He quit editing for a number of years. Lee’s projects like Jungle Fever and Clockers were cut by Sam Pollard. Brown wrote some projects, including a PBS television series with Lee, and directed his first feature Lonely in America about an Indian immigrant to NYC. By the end of the 1990s, he’d reunited with Lee to edit the feature He Got Game.

In all he has edited well over 100 “Spike Lee joints” including the features Crooklyn, 25th Hour, Inside Man and Summer of Sam, TV commercials for Levi 501, pop promos and documentaries such as Bad 25, made shortly after Michael Jackson’s death.

“By that time Michael was no longer human to most people – he was a monster to some, a superstar to others,” he says. “We wanted people to see him as a person, someone likeable or at least someone you empathise with, and in most of our films that’s what we are striving toward.

Denzel Washington as Malcolm X

Denzel Washington as Malcolm X

“I don’t need to make another movie about some quirky white person. I’d rather go to Uganda with Mira [which he did to make Queen of Katwe in 2016] and or do Blackkklansman rather than make a romance or a comedy which we’ve seen dozens of time. I want to make stories that just don’t get told otherwise.”

Blackkklansman is the astonishing true story of one of the riskiest undercover investigations in American history — in which black police detective Ron Stallworth applied for and was ultimately granted membership in the Ku Klux Klan.

It has been described as a compelling black empowerment story at the same time as an electrifying commentary on the problems of African-American representation across more than a century of cinema.

It includes an eight-minute long speech by the civil rights leader Kwame Ture (Corey Hawkins) which was among the most challenging scenes crafted by Brown.

“This is not a character who appears anywhere else in the movie and the movie is not about him so the question was, ‘Does the speech slow down or in some way move the story forward?’ The challenge was keep the momentum of speech going and keep the audience interested.”

The Black Power speech contains many of Ture’s actual words, including a Hollywood-oriented critique of how he found himself rooting against the African characters in classic Tarzan movies.

“We loved this scene. It took us back to the territory of Malcolm X.”

Son of the South
His latest personal project – which he has scripted and will direct - continues this ambition. Son of The South is based on the biography of Bob Zellner, grandson of a Klansman and a junior college heavyweight-boxing champion who learned directly from Martin Luther King, Jr. that the way to make a difference was not with his fists but with non-violent resistance.

“Trump has made this film easier to make. Son of the South is about resistance. It’s about speaking truth to power. It’s about rising up against something and doing the right thing.”

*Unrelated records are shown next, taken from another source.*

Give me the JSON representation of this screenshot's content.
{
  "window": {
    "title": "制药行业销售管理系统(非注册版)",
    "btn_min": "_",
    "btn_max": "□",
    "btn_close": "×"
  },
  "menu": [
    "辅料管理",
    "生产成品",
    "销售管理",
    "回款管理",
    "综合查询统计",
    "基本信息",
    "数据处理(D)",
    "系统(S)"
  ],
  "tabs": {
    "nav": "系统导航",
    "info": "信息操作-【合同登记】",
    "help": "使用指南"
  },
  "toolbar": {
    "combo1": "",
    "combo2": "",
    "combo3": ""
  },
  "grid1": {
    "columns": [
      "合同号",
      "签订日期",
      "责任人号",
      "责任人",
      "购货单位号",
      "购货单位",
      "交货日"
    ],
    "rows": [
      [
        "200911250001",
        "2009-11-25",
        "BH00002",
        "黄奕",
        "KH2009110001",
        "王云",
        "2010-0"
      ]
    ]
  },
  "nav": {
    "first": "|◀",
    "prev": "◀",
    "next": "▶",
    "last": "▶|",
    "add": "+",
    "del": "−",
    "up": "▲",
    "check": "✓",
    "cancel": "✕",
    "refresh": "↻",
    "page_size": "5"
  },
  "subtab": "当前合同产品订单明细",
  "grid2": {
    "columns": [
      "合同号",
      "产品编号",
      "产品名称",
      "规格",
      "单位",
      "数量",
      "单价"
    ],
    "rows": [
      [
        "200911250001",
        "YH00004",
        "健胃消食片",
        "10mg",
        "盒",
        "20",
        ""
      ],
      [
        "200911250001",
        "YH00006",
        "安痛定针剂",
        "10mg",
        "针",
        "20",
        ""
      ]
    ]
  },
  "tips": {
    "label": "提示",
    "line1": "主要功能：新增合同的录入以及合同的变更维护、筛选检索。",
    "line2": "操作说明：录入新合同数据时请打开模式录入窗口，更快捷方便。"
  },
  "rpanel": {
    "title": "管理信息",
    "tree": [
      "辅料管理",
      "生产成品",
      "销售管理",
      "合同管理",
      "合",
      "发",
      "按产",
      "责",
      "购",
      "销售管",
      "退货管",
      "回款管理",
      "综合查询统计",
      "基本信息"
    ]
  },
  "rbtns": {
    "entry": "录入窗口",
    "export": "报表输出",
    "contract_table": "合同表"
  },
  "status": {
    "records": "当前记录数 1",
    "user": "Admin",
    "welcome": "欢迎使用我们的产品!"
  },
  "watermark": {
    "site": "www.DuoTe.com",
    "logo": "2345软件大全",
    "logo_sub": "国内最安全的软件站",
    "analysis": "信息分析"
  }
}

It’s a story he has been trying to make for nine years. “People think all these movies about African American civil rights are being made but these stories are untold. The closest film to this is Selma, made a couple years ago. We are constantly being told that no one cares and that if there were an audience Hollywood would already be making these movies.

“It happened when we were making The War at Home, Mira was told the same when trying to make Salaam Bombay!, Spike has always been told that no-one cares to see films about race. We are told there isn’t an audience out there for films about African American people that isn’t exploitative or sensationalist in some way.

“Trump has actually made this film easier to make. Son of the South is about resistance. It’s about speaking truth to power, it’s about rising up against something and doing the right thing.”

One can’t help feel there is something autobiographical about the tale Brown wants to tell. He is casting the lead now and plans to shoot in Alabama this autumn.

“For Bob, being a white southerner and rising up against that culture of racism was an incredibly scary thing to do. Even to sympathise with the civil rights movement meant risking your life. But he realised that these are my people doing this, this is the South where I live, this is happening in my country. To quote [civil rights icon] John Lewis, ‘If not me, who? If not now, when?”